These days I find I am giving myself little lessons in parenting (or rather how not to parent) quite often. This latest education did a number on me.
My son came home from school last week with information on an after-school program that was going to culminate in an academic competition in January. I immediately dismissed it as junk and put it in the recycling container.
Imagine my surprise when later in the next week a note was in my son's binder saying that he had signed up to try out for two events. I thought I told him no, like I do to just about everything that comes home in that folder (book orders, cookie dough fundraisers, spirit night at local restaurants, etc).

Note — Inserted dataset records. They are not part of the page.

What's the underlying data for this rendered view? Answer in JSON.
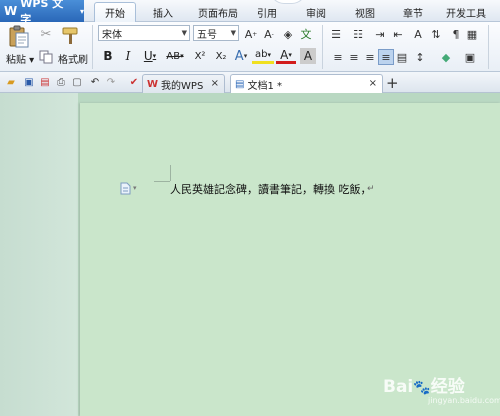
{
  "app": {
    "name": "WPS 文字"
  },
  "menu": {
    "tabs": [
      {
        "label": "开始",
        "active": true
      },
      {
        "label": "插入",
        "active": false
      },
      {
        "label": "页面布局",
        "active": false
      },
      {
        "label": "引用",
        "active": false
      },
      {
        "label": "审阅",
        "active": false
      },
      {
        "label": "视图",
        "active": false
      },
      {
        "label": "章节",
        "active": false
      },
      {
        "label": "开发工具",
        "active": false
      }
    ]
  },
  "ribbon": {
    "paste_label": "粘贴",
    "format_painter_label": "格式刷",
    "font_name": "宋体",
    "font_size": "五号",
    "bold": "B",
    "italic": "I",
    "underline": "U",
    "strike": "AB",
    "superscript": "X²",
    "subscript": "X₂",
    "font_color": "A",
    "effects": "A",
    "highlight": "ab",
    "shade": "A",
    "char_border": "A",
    "phonetic": "文",
    "icons": [
      "paste-icon",
      "cut-icon",
      "copy-icon",
      "format-painter-icon",
      "bullets-icon",
      "numbering-icon",
      "indent-icon",
      "sort-icon",
      "table-icon",
      "align-left-icon",
      "align-center-icon",
      "align-right-icon",
      "justify-icon",
      "distributed-icon",
      "line-spacing-icon",
      "fill-color-icon",
      "borders-icon"
    ]
  },
  "quickbar": {
    "icons": [
      "open-icon",
      "save-icon",
      "pdf-icon",
      "print-icon",
      "preview-icon",
      "undo-icon",
      "redo-icon"
    ]
  },
  "doctabs": [
    {
      "label": "我的WPS",
      "active": false
    },
    {
      "label": "文档1 *",
      "active": true
    }
  ],
  "document": {
    "text": "人民英雄記念碑，讀書筆記，轉換 吃飯，",
    "paragraph_mark": "↵"
  },
  "watermark": {
    "text": "Bai",
    "text2": "经验",
    "url": "jingyan.baidu.com"
  },
  "colors": {
    "accent": "#2a67b8",
    "page": "#cae6cb",
    "workspace": "#b9d8c2",
    "underline_red": "#d21c1c"
  }
}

I didn't want him to do it because it would be a major inconvenience for me. It would mean I would pick up his sister at school at 3:15 and then return at 4:15 to pick him up twice a week. Remember how much I hate picking up from school? Now it get to do it two more round-trips each week.
I explained to my son that out of 90 kids they would be selecting 5 to compete and that he was signing up for try-outs only. I was discouraging him from trying because the odds were fairly low that he would make the cuts. I would be irritated twice a week with extra school runs, and he would be heartbroken. I was trying to save us both.
And then I realized that I was basically telling my kid that he wasn't the brightest and shouldn't even try because he wasn't going to be in the top 5. What kind of parent does that? Had the subjects been math or science I might have agreed without contest, but the areas of competition that his grade level could participate in were creative writing and storytelling.
If you knew my son you would know that getting him to read for 20 minutes every day is one of our struggles. Encouraging him to write may even be a bigger challenge. He is brief to say the least. Over the summer I had to fight with him for 4 sentences about a subject he liked!
We'd been trying to get him involved in something: karate, football, cycling, running and he showed zero interest. How could he possibly want to do this, he doesn't seem to even like it!
A good parent would be encouraging their child! He finally says something that he wants to do and my first response is no!
Guess who is trying out for the creative writing and storytelling team? We talked about it, and I pulled the permission slip out of the recycling bin and reluctantly signed it. Time to start helping and encouraging. Time to paste that smile on my face when I have visited the school parking lot for the third time that day. Finally, he shows interest in something that isn't electronic - I am happy about that.
Maybe this will actually get him interested in reading and writing, and maybe he will even make the cut.